sending a picture of the Mona Lisa to the LRO. The orbiting craft then verified the image by returning it via the radio telemetry system. The image was sent using discrete laser pulses precisely timed to indicate brightness. Algorithms used in CDs and DVDs were also applied to clean up the image and compensate for errors. It wasn't just an art project though — the technique could be used for high-speed communication in future. What's old is new again.
A BEAM IN THE EYE: If you're demolishing a skyscraper you don't have to just whack it down in a cloud of dust and rubble. In Tokyo one construction company is using giant jacks and electricity-generating cranes to dismantle a high-rise tower, floor by floor. First everything's removed from the inside. Then beams and concrete are removed, working from the top down, and material is recycled and reused where possible. Temporary columns hold up the roof while work proceeds. As cranes lower material to the ground they create electricity that's used for other parts of the process. The system reduces noise and dust too. Those implosions from blowing up buildings are pretty spectacular though.
THE WINDS OF JAPAN: Japan aims to build 143 wind turbines on platforms 16 Km off the coast of Fukushima to generate 1 gigawatt of power. The turbines will be built on buoyant steel frames, stabilised with ballast and anchored to the continental shelf 200 metres below.

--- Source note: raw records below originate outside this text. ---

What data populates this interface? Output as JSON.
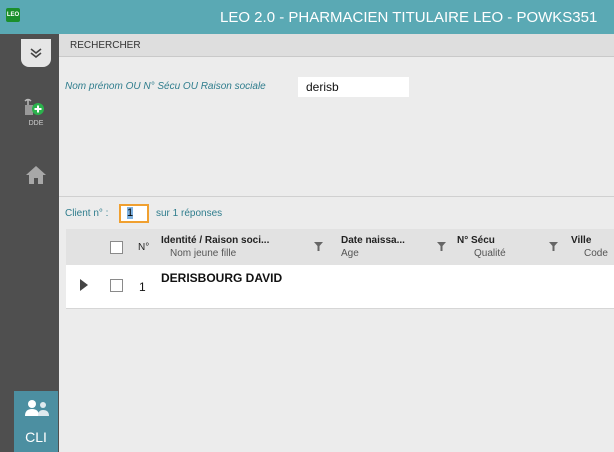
{
  "app": {
    "title": "LEO 2.0 - PHARMACIEN TITULAIRE LEO - POWKS351",
    "logo": "LEO"
  },
  "sidebar": {
    "dde_label": "DDE",
    "cli_label": "CLI"
  },
  "search": {
    "section_title": "RECHERCHER",
    "field_label": "Nom prénom OU N° Sécu OU Raison sociale",
    "value": "derisb"
  },
  "results": {
    "client_label": "Client n° :",
    "client_value": "1",
    "count_text": "sur 1 réponses"
  },
  "grid": {
    "columns": {
      "num": "N°",
      "identite": "Identité / Raison soci...",
      "identite_sub": "Nom jeune fille",
      "naissance": "Date naissa...",
      "naissance_sub": "Age",
      "secu": "N° Sécu",
      "secu_sub": "Qualité",
      "ville": "Ville",
      "ville_sub": "Code"
    },
    "rows": [
      {
        "num": "1",
        "name": "DERISBOURG DAVID"
      }
    ]
  },
  "colors": {
    "titlebar": "#5aa9b4",
    "sidebar": "#4f4f4f",
    "accent": "#2f7d8d",
    "active_tab": "#4c8fa1"
  }
}
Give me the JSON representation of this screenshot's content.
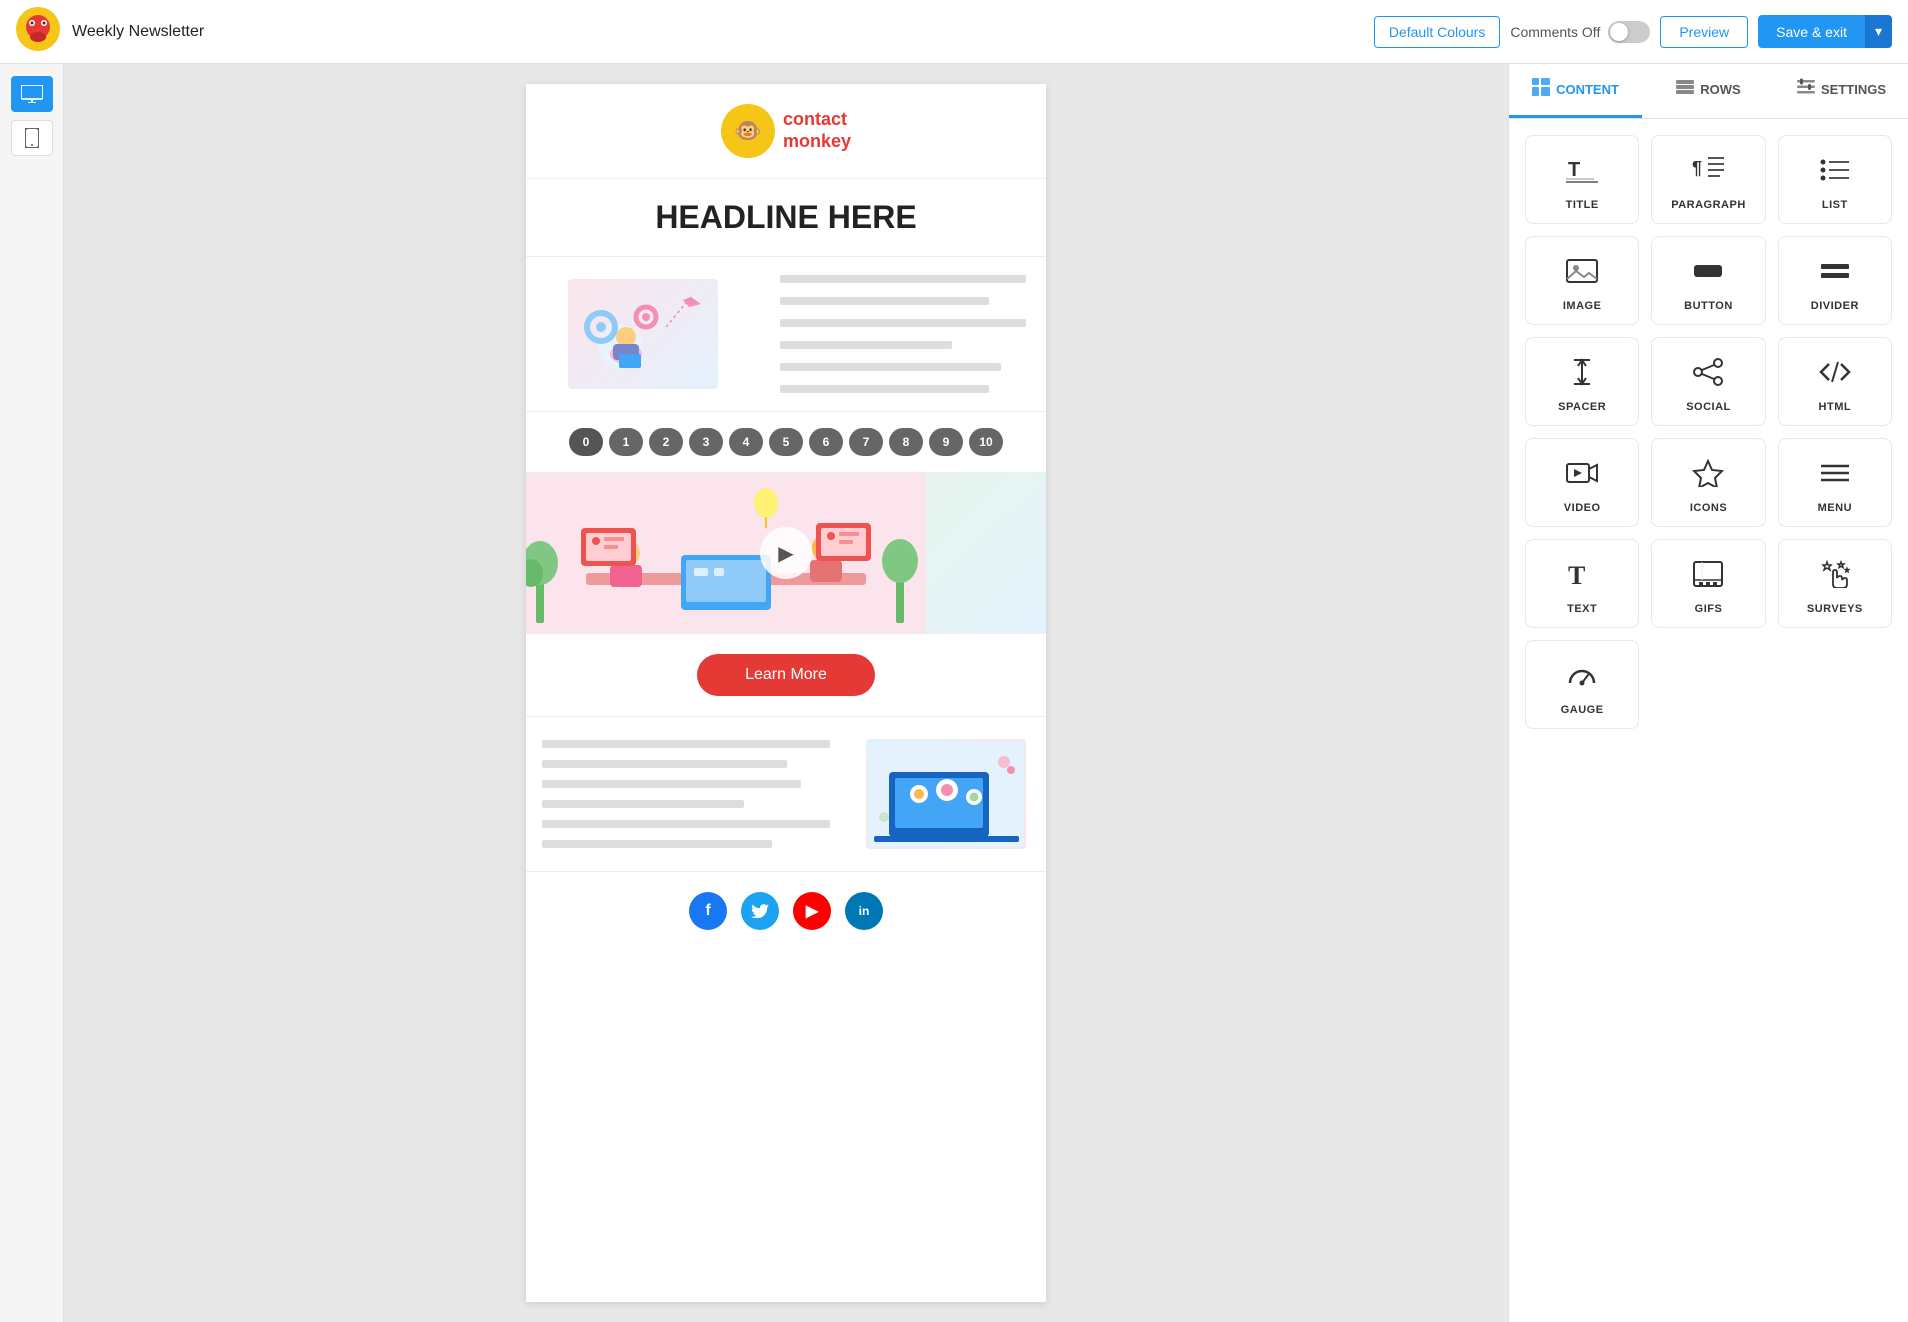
{
  "topbar": {
    "title": "Weekly Newsletter",
    "default_colours_label": "Default Colours",
    "comments_off_label": "Comments Off",
    "preview_label": "Preview",
    "save_exit_label": "Save & exit"
  },
  "view_toggles": {
    "desktop_label": "desktop",
    "mobile_label": "mobile"
  },
  "email": {
    "logo_text_line1": "contact",
    "logo_text_line2": "monkey",
    "headline": "HEADLINE HERE",
    "rating_items": [
      "0",
      "1",
      "2",
      "3",
      "4",
      "5",
      "6",
      "7",
      "8",
      "9",
      "10"
    ],
    "cta_label": "Learn More",
    "social_icons": [
      "f",
      "t",
      "▶",
      "in"
    ]
  },
  "panel": {
    "tabs": [
      {
        "id": "content",
        "label": "CONTENT",
        "active": true
      },
      {
        "id": "rows",
        "label": "ROWS",
        "active": false
      },
      {
        "id": "settings",
        "label": "SETTINGS",
        "active": false
      }
    ],
    "content_items": [
      {
        "id": "title",
        "label": "TITLE"
      },
      {
        "id": "paragraph",
        "label": "PARAGRAPH"
      },
      {
        "id": "list",
        "label": "LIST"
      },
      {
        "id": "image",
        "label": "IMAGE"
      },
      {
        "id": "button",
        "label": "BUTTON"
      },
      {
        "id": "divider",
        "label": "DIVIDER"
      },
      {
        "id": "spacer",
        "label": "SPACER"
      },
      {
        "id": "social",
        "label": "SOCIAL"
      },
      {
        "id": "html",
        "label": "HTML"
      },
      {
        "id": "video",
        "label": "VIDEO"
      },
      {
        "id": "icons",
        "label": "ICONS"
      },
      {
        "id": "menu",
        "label": "MENU"
      },
      {
        "id": "text",
        "label": "TEXT"
      },
      {
        "id": "gifs",
        "label": "GIFS"
      },
      {
        "id": "surveys",
        "label": "SURVEYS"
      },
      {
        "id": "gauge",
        "label": "GAUGE"
      }
    ]
  }
}
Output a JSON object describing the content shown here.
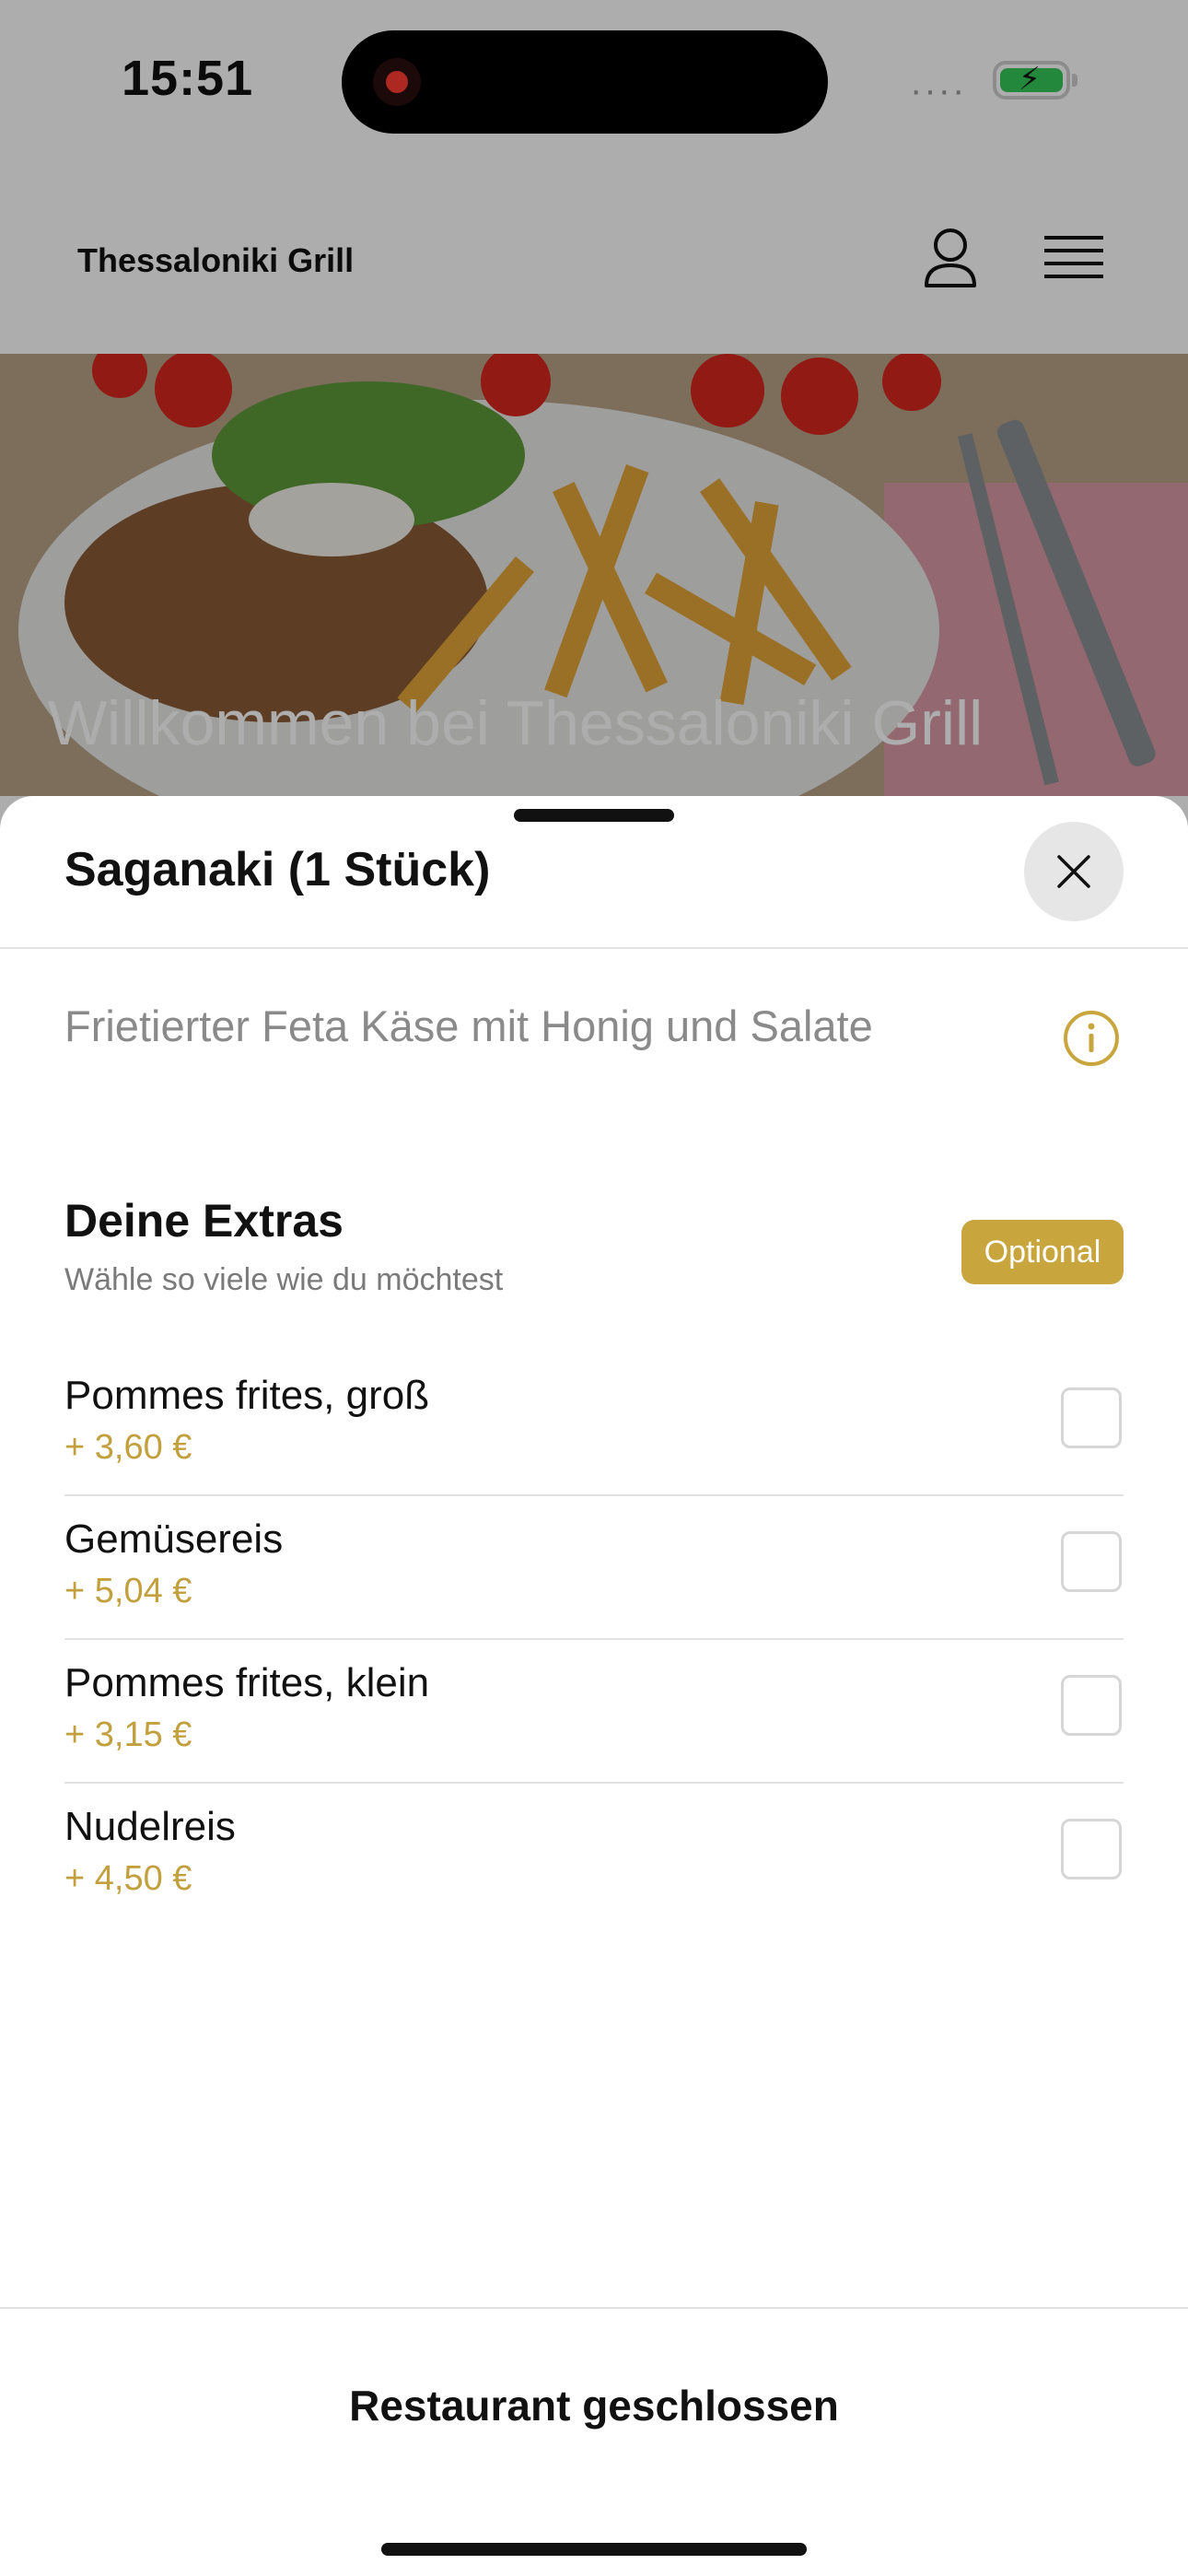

Project planners say there will be no negative impact on fish, and that all possible extreme hazards, such as earthquakes and typhoons have been accounted for in the design. Expect the unexpected.
LIQUID BOUNCERS: A team at the University of Michigan has created a superomniphobic coating that repels almost all liquids. Other similar coatings may repel many liquids, but those with very low surface tension, such as oils, alcohols, organic acids, organic bases and solvents, still stick. With this new coating everything except chlorofluorocarbons was repelled. Obvious applications include clothing, while the coating could also be used in paint on ships' hulls to reduce drag. Unless dirt bounces off too, washing the clothes could be a problem. Or would they come out of the washing machine already dry?
COOL THREADS: A new flexible and tough carbon nanotube fibre looks and acts like black cotton, yet conducts electricity and heat like a metal wire. A process called wet spinning has allowed researchers to produce the fibres in bulk. The process packs and aligns carbon nanotubes to create the fibre and tunes the threads for high electrical conductivity. Researchers expect the combination of toughness, flexibility and conductivity will lead to new products for aerospace, cars, medicine and smart clothing. Don't pull that loose thread. Rice University.
Miraz Jordan, knowit.co.nz